The current state of emergency in Tokyo began in late April and greatly limits the opening hours of bars and restaurants and prohibits them from selling alcohol.
That measure will now end in the capital and eight other regions on June 20, Prime Minister Yoshihide Suga announced. It will remain in place in Okinawa.
“The number of infections across the country has been declining since mid-May and the situation in terms of hospital beds is constantly improving,” he said.
“On the other hand, in some regions, there are signs that the decline in the number of infections is slowing down,” Suga added.
In lieu of the emergency, the government will implement so-called “near-emergency” measures in Tokyo and six other areas until July 11.
The measures will slightly relax the rules on alcohol, allowing sales until 7:00 pm, but still ask restaurants and bars to close at 8:00 pm.
Crucially, with only five weeks to open the Games postponed by the pandemic, Tokyo is likely to maintain strict limits on the number of spectators allowed at major events.
The current state of emergency allows only 5,000 people or 50 percent of the capacity of the place, whichever is smaller.
And on Wednesday, the government approved a maximum limit of 10,000 spectators for areas that are not under any restrictions.
Those rules are likely to guide Olympic organizers as they decide in the coming days how many, if any, national fans will be allowed to attend.
Foreign fans have already been excluded from the games for the first time, and organizers said they would wait to rule on domestic spectators until the emergency was lifted.
The issue is controversial.
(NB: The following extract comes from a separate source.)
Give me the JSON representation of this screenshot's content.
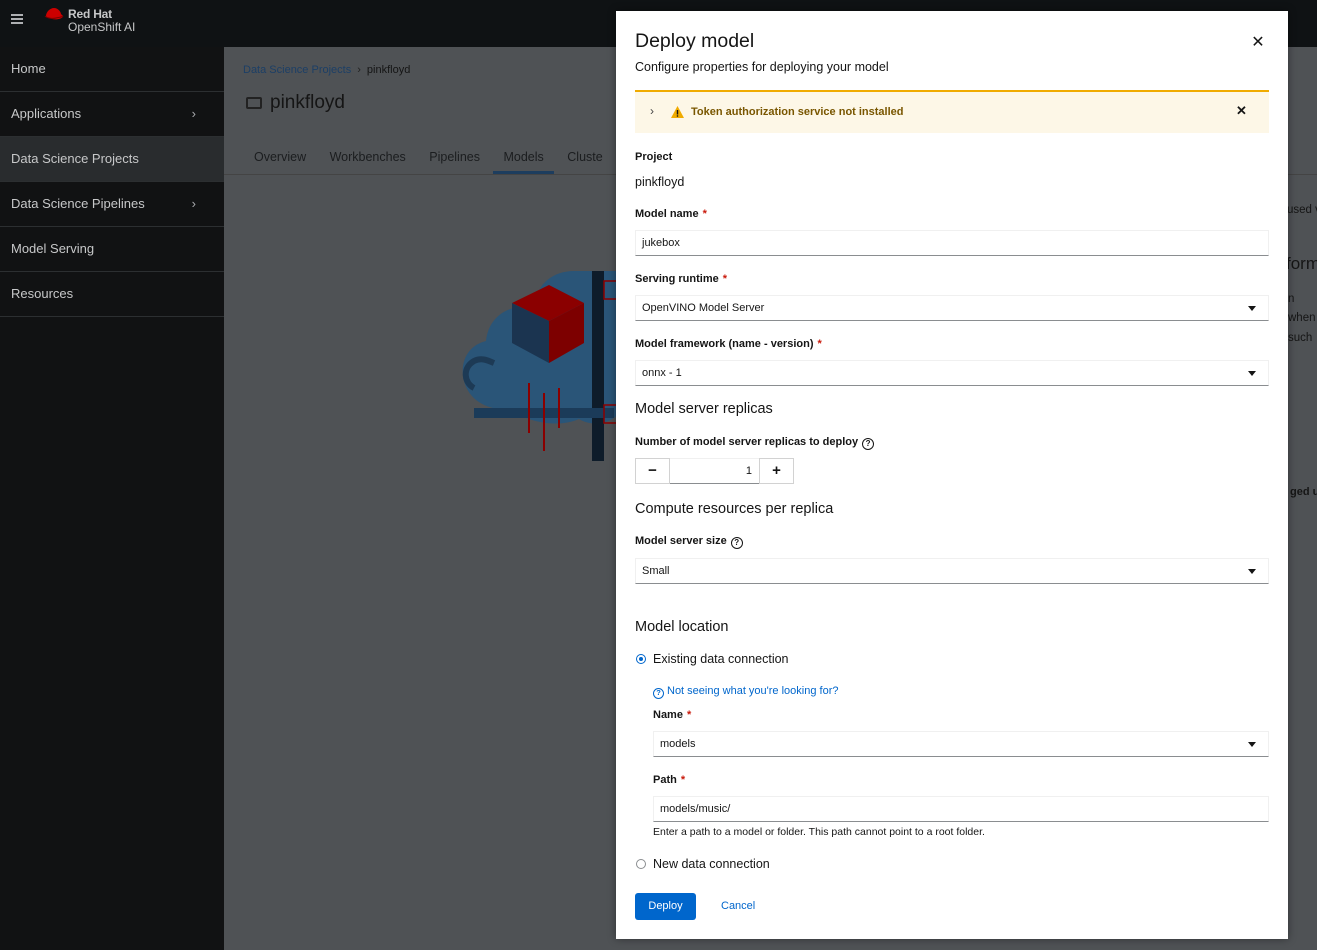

While cases in Japan have fallen since their fourth peak, some medical professionals fear crowds of Olympic spectators could stoke a further surge.
A report expected soon from some of the government’s top medical advisers will argue that holding the games without fans would be the safest thing to do, national broadcaster NHK said on Thursday.
Experts will urge additional rules to be imposed if spectators are allowed, NHK said.
Japan has seen a comparatively small virus outbreak, with just over 14,000 deaths despite avoiding severe lockdowns.
But just over six percent of the population is fully vaccinated so far.
Given the likely restrictions, Olympic organizers have given up on selling more tickets and are weighing a lottery system to determine which ticket holders will be able to attend the events, the Kyodo news agency reported.
Millions of tickets were sold in Japan before the postponement last year, and although several hundred thousand refund requests were processed after the Games postponement, the number of ticket holders is likely to exceed the spectator limits in many events.
With just over a month to go until the Games begin, organizers are trying to build confidence that the biggest international event since the pandemic began will be safe for participants and the public.
Recently updated virus rule books released this week warn athletes that they could be kicked out of games if they violate requirements such as wearing masks and daily testing.
Organizers say more than 80 percent of the athletes will be vaccinated and banned from interacting with the Japanese public.
Recent polls have suggested a slight shift in public opposition to holding the Games, and now there is more in favor of them taking place than canceling them.
Previous polls that offered postponement as an option tended to show that the majority of Japanese people preferred another delay or cancellation.